It can be difficult to set training goals for the business cycle. Insufficient time, lack of a clear organizational strategy, and external market drivers all come into play when planning for upcoming training activities. For all those corporate trainers out there, here are the most common training mistakes (and tips on how to avoid them in 2011) to consider in the MBO planning phase:
1. Not Evaluating the Needs of All Stakeholders:
Successful training programs emerge from the overall organizational needs, and tie into real performance challenges. Anticipate the needs of your learners by evaluating where the organization is heading (product launches, corporate restructuring, recruitment); this should serve as foundation of which training components will be covered in the fiscal year. Avoid the “nice to have trainings” or the “I’ve always wanted to try that approach” – these are indications that you are heading for trouble.
Also, involve different members of the target audience in the development phase. Having champions with different levels of experience and knowledge will make sure you respond to the diverse needs of your learners.
2. Choosing the Wrong Medium for the Message

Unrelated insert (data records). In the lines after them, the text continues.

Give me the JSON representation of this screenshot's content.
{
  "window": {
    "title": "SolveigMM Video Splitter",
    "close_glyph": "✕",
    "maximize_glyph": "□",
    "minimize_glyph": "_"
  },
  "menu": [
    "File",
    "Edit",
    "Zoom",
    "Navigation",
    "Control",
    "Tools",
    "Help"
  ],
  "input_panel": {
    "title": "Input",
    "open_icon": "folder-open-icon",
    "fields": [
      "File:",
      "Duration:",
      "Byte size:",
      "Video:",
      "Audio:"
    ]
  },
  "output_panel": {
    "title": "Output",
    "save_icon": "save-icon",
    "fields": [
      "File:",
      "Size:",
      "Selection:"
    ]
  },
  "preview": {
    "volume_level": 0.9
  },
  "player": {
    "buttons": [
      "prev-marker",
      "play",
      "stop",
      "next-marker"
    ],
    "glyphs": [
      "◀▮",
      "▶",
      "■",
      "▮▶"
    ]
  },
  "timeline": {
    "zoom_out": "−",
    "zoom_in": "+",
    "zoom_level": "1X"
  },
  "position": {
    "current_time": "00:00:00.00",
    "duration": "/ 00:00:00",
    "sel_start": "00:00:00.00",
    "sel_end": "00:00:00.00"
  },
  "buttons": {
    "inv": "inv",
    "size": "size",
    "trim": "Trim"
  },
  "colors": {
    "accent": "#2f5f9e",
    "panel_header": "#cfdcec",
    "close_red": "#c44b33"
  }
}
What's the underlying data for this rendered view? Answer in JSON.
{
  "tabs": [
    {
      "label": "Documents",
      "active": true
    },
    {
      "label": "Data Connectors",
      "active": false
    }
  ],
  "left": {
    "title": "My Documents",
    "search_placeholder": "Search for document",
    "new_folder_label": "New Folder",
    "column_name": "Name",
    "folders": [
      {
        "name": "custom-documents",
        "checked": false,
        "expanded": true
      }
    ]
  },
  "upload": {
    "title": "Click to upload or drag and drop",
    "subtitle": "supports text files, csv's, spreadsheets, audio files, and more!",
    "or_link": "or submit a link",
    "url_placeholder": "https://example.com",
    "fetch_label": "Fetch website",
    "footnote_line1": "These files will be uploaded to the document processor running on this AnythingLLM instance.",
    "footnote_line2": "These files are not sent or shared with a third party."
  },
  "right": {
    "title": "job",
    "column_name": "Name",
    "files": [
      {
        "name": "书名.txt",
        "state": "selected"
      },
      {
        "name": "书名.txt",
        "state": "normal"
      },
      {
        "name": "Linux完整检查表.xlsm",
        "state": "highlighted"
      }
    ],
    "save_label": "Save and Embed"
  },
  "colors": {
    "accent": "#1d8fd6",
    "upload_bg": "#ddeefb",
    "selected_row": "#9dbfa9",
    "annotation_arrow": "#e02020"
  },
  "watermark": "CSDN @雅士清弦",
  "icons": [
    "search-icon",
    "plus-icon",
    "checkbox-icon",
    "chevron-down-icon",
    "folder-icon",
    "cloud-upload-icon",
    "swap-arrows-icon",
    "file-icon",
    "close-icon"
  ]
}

The content should determine which instructional approach to be used. It would be wasteful to create a print-based manual to teach problem solving skills, just as it can be inefficient to create a workshop on standard policies and procedures. Make sure you take time to consider the instructional delivery based on the content and organizational culture.
3. Not Dedicating Time and Attention to the Instructional Message Design

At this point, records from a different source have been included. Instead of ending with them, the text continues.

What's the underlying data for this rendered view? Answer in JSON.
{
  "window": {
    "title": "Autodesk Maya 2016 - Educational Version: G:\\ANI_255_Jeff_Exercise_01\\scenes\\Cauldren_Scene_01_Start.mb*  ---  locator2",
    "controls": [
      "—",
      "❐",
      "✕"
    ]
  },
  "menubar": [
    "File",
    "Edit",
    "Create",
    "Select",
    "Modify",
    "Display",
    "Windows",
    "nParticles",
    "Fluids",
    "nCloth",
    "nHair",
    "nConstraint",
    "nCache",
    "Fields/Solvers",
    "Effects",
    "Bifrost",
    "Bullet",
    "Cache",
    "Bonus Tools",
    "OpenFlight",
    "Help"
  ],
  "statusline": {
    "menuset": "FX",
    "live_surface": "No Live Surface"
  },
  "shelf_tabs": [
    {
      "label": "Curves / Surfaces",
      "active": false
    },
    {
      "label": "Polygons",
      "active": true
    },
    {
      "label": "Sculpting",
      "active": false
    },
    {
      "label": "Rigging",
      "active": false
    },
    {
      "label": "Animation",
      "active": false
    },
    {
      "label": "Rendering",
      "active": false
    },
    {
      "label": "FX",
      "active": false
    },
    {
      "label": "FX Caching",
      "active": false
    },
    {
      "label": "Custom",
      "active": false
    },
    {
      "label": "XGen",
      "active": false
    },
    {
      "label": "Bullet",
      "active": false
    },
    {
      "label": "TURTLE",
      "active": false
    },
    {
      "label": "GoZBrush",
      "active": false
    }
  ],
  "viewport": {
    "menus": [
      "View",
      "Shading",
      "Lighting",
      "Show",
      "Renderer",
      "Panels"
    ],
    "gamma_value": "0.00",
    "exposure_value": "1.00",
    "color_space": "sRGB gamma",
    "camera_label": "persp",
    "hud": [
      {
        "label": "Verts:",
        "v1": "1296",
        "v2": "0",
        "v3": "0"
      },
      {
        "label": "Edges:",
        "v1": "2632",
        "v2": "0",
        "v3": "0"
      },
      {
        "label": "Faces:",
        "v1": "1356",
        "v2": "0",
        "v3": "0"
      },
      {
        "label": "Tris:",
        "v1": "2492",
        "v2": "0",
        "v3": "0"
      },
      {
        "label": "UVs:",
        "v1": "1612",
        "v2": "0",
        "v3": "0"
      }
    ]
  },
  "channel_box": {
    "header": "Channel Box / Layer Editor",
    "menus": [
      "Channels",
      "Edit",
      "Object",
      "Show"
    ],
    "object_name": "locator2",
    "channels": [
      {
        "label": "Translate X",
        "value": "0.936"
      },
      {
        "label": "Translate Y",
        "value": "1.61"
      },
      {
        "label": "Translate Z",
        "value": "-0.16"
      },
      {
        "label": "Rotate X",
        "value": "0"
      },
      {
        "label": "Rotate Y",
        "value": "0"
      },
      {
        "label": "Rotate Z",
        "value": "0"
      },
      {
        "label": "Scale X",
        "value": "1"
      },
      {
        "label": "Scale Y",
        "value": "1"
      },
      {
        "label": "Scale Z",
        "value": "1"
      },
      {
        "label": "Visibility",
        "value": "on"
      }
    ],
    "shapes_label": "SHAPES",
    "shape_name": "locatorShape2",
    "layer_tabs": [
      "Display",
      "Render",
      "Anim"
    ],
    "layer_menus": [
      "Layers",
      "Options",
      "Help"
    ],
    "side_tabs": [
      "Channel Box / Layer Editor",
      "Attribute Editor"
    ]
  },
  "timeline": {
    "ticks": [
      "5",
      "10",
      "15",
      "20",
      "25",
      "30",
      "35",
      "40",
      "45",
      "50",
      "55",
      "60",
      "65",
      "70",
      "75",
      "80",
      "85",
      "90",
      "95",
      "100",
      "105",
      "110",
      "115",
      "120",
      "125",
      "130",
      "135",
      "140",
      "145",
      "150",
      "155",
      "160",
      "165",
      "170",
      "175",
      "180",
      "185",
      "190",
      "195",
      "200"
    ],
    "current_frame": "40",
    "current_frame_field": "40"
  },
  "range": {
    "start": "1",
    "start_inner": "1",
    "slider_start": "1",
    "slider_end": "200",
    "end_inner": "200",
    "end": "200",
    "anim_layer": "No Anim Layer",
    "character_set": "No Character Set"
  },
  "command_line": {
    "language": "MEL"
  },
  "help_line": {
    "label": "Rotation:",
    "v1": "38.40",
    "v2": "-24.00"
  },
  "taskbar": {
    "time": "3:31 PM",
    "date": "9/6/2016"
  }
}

Training materials do not need all the bells and whistles of a marketing pitch, but they certainly need a visually appealing design. Further, you need to ask yourself: what do learners need to know about the topic, which areas are most difficult to master, and how should I deliver the message? Remember the fundamentals of communication: data transmitted becomes information when it’s processed and understood by the receiver (learner).
Make the training fun and engaging. No one appreciates sitting in a 3-hour didactic lecture where the end result is cognitive overload!
4. Rushing the Development, Comprising Quality
Often the reality is that once the budget is committed, the project has to be developed and delivered within the fiscal year. This sometimes puts trainers in a difficult predicament where they are tempted to scale down the development, or favour shorter timelines at the expense of the overall quality. Rather than deliver an unfinished product, it is wiser to phase the delivery of the program, breaking it into smaller individual pieces.
Also, always make sure to dedicate project hours towards pilot testing the course content. Just as software developers conduct beta tests on their systems, instructional designers need to do the same. This allows you to see how a sample of learners interact with the material, and if any final changes need to be made before it goes into production.
We wish you great success in 2011! With proper planning, you can set yourself apart and further reinforce the importance of training in organizational development. In the words of personal time management author Alan Lakein: “planning is bringing the future into the present so that you can do something about it now”.